**Problem to work on**
Scan the records below, and wherever a line has the word "What", pull it out.

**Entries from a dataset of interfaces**
== Segment start ==
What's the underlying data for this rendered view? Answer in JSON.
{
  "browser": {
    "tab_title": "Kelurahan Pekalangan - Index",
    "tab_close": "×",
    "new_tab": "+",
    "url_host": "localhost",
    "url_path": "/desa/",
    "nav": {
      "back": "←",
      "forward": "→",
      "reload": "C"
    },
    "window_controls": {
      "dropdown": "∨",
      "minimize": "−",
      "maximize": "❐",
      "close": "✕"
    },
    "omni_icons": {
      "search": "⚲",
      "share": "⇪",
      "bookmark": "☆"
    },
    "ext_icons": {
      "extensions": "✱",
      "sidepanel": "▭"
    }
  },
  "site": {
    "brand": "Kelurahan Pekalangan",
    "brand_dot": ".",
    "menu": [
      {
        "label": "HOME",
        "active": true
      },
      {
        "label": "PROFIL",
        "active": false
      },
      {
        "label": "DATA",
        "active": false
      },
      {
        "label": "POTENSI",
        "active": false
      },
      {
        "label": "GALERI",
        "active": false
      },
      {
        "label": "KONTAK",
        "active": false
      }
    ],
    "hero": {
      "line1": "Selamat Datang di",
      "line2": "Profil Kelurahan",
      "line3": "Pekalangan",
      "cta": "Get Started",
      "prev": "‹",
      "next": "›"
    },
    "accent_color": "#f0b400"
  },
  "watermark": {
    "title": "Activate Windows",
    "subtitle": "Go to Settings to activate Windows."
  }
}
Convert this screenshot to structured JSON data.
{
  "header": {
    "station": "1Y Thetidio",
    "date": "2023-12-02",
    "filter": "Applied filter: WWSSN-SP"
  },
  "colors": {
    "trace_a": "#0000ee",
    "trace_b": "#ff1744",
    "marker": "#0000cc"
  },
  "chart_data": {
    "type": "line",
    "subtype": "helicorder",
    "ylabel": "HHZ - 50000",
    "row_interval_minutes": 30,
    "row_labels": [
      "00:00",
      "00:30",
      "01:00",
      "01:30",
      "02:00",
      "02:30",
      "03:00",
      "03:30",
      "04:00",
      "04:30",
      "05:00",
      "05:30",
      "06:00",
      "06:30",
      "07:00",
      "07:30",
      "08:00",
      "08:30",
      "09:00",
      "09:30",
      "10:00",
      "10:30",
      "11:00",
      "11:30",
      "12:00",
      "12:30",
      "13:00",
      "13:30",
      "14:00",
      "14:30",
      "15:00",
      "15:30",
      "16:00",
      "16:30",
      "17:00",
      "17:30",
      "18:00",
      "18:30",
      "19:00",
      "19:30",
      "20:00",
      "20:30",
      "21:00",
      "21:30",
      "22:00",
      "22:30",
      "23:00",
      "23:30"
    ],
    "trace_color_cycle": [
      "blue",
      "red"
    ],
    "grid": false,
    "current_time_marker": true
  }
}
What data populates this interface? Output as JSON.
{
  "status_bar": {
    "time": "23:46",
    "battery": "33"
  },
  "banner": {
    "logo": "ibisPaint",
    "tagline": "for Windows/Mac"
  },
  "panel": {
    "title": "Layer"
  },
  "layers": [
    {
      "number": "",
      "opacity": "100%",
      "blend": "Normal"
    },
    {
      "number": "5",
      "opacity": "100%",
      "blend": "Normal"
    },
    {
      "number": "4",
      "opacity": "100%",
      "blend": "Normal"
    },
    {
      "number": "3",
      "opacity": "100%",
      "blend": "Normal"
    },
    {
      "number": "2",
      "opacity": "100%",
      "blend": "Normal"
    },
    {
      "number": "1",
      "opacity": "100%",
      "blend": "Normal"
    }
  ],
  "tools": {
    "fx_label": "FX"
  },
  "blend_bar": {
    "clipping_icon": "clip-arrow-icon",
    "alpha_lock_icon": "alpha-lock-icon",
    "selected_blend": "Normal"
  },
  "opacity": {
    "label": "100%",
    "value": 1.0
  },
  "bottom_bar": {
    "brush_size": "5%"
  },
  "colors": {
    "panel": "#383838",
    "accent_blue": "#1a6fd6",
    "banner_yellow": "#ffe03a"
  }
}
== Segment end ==
**Solution**
What's the underlying data for this rendered view? Answer in JSON.
What data populates this interface? Output as JSON.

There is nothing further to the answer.